# [Problem details]
Scan the entries below and extract each line with the word "JSON" in it.

# [Data under study]
####################

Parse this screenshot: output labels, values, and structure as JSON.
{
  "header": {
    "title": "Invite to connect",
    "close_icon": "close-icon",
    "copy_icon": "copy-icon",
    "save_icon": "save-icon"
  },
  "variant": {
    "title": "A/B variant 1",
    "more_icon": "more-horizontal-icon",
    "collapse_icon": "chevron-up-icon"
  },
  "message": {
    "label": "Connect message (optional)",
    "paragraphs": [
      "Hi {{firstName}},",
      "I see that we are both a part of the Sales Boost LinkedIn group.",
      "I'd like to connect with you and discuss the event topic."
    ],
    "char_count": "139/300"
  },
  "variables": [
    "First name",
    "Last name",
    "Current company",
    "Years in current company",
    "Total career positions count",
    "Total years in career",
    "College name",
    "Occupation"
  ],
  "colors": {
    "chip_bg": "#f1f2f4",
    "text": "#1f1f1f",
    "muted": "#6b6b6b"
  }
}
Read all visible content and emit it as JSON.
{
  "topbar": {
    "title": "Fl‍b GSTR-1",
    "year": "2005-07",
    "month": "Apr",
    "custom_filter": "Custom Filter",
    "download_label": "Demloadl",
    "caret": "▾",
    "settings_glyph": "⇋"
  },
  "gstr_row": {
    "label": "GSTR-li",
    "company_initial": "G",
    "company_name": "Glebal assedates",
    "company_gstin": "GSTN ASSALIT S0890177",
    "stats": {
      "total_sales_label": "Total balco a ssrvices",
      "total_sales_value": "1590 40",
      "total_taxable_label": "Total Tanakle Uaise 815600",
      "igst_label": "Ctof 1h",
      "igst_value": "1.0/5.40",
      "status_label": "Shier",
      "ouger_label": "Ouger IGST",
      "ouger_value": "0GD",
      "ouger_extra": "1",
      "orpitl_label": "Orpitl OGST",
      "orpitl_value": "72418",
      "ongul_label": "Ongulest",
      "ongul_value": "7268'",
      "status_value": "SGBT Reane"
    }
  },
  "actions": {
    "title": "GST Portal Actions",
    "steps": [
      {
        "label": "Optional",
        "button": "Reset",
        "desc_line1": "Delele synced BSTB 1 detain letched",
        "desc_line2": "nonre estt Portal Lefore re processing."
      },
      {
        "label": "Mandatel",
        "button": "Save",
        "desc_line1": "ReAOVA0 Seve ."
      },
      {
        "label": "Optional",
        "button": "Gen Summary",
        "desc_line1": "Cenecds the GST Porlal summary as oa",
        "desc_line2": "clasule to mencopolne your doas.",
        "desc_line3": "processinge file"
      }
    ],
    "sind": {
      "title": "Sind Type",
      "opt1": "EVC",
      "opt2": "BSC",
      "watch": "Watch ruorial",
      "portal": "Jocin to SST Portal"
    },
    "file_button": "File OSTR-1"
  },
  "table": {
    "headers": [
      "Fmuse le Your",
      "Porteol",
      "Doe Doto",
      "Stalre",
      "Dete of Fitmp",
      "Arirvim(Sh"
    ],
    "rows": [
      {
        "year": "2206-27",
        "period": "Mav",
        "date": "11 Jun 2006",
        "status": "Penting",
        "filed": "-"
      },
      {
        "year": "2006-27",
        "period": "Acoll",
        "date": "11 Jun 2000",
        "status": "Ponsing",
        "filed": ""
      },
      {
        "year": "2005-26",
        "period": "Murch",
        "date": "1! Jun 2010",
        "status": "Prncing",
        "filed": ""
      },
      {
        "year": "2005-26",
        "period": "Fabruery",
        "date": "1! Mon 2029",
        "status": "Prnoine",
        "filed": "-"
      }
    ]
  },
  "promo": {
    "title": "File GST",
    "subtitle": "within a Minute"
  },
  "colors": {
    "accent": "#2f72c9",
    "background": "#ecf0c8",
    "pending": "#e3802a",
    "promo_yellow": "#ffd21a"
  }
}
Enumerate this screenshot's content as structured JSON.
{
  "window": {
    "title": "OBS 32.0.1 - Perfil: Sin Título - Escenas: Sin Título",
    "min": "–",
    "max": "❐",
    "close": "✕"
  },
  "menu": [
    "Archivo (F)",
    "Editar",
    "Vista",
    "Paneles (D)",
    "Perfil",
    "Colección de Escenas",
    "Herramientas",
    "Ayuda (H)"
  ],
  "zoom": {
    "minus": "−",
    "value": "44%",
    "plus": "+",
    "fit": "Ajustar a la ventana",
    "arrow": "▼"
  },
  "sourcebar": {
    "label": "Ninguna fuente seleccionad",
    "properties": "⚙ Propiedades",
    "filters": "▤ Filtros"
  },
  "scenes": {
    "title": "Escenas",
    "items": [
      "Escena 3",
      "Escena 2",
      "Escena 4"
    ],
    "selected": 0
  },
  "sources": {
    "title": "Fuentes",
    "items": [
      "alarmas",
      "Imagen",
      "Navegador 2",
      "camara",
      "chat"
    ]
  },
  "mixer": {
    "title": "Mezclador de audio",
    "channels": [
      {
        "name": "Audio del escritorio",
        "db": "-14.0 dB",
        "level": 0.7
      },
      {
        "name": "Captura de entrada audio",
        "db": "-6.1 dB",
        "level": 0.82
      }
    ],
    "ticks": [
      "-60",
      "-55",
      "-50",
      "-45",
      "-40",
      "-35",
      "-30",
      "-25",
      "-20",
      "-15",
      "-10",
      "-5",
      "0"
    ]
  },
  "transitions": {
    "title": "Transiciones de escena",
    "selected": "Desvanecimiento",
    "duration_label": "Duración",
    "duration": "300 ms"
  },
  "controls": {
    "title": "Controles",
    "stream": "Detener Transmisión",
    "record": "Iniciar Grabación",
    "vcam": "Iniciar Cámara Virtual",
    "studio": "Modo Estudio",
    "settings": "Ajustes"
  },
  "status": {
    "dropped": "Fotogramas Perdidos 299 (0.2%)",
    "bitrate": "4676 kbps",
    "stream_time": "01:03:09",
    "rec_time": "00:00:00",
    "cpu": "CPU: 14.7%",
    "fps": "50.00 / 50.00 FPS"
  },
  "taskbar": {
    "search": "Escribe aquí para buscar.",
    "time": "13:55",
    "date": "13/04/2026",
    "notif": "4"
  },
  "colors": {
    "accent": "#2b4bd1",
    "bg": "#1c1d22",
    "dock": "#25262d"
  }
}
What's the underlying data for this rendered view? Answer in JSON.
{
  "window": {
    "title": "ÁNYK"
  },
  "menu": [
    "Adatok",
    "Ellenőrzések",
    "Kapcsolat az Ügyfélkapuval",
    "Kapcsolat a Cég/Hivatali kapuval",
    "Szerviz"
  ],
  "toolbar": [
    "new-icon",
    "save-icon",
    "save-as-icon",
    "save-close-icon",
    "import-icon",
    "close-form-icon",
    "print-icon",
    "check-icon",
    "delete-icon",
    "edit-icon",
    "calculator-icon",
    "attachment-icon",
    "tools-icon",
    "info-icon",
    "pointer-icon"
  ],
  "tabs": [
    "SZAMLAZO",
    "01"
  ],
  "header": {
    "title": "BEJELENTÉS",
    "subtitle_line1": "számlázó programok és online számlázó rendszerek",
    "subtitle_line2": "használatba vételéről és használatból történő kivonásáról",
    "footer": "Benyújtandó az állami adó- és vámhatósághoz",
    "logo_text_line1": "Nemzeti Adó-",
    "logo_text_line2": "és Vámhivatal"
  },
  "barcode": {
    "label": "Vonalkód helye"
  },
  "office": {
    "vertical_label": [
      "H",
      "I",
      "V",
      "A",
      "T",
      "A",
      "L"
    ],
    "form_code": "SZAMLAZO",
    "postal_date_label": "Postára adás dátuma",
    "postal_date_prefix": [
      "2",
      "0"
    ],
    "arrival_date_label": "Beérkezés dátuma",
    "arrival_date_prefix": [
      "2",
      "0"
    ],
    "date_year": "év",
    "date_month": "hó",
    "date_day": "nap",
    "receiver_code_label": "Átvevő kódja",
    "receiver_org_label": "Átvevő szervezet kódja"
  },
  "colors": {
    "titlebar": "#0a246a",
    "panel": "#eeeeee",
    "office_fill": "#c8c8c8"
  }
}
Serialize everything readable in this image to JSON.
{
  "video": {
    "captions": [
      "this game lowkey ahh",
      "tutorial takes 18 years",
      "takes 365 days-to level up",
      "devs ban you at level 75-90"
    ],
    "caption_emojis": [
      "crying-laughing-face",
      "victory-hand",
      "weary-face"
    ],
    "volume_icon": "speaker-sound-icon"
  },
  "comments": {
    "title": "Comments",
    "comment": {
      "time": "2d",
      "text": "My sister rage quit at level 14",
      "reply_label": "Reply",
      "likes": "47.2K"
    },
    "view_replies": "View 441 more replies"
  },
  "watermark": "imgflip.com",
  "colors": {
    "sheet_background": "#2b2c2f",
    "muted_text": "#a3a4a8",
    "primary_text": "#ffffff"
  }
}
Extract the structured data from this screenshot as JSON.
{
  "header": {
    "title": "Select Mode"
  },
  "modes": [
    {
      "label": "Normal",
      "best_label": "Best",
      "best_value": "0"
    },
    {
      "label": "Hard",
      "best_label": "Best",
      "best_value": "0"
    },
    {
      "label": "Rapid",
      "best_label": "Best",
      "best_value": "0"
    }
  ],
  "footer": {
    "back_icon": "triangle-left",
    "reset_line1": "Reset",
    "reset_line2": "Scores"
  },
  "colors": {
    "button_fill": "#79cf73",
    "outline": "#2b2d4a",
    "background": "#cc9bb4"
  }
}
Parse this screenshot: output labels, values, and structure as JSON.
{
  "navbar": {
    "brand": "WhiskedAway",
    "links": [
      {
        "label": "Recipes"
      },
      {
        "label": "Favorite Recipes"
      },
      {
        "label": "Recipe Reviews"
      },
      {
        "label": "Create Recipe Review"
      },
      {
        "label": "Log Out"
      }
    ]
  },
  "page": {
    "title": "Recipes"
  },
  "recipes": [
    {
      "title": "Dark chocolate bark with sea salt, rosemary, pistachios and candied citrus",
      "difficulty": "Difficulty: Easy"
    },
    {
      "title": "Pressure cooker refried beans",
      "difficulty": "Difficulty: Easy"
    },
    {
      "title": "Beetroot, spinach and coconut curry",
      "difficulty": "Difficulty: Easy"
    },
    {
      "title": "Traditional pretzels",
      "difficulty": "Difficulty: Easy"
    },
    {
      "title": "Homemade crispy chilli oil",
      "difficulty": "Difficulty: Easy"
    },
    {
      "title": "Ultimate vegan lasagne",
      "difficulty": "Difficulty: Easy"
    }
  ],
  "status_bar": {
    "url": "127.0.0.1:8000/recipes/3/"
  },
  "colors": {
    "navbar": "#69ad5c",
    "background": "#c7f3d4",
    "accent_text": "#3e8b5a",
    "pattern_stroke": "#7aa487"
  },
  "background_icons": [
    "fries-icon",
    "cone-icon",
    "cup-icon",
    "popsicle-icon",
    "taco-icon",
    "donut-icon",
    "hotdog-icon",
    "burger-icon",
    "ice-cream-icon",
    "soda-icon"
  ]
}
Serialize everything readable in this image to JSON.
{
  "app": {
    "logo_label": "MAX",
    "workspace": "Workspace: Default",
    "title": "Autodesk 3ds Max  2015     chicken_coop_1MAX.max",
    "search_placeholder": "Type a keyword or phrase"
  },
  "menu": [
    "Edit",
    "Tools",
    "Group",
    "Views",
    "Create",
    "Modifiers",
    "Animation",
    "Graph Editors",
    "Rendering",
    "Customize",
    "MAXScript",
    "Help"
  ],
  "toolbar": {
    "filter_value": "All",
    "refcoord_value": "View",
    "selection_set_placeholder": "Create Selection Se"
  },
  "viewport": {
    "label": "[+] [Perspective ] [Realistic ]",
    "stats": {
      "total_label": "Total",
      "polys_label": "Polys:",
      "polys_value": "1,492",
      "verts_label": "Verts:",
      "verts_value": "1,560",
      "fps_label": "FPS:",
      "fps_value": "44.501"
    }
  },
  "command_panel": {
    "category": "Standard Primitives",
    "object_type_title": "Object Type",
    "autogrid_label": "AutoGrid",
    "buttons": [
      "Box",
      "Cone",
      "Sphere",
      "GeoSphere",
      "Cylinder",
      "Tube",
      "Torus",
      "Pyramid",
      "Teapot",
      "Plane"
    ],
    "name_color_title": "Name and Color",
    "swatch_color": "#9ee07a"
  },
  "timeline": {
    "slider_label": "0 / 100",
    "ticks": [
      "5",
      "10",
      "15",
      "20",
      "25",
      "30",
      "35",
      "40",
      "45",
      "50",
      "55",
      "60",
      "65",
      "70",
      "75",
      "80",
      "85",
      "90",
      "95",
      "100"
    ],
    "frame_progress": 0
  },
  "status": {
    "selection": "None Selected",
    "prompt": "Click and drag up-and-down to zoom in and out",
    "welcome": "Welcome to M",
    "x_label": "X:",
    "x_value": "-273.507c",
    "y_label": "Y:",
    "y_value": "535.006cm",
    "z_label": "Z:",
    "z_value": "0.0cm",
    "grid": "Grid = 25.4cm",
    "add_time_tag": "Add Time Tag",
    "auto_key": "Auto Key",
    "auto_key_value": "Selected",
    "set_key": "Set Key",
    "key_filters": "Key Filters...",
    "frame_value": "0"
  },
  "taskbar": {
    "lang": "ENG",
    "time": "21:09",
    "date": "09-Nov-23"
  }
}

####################

# [The answer]
Parse this screenshot: output labels, values, and structure as JSON.
Read all visible content and emit it as JSON.
Enumerate this screenshot's content as structured JSON.
What's the underlying data for this rendered view? Answer in JSON.
Serialize everything readable in this image to JSON.
Extract the structured data from this screenshot as JSON.
Parse this screenshot: output labels, values, and structure as JSON.
Serialize everything readable in this image to JSON.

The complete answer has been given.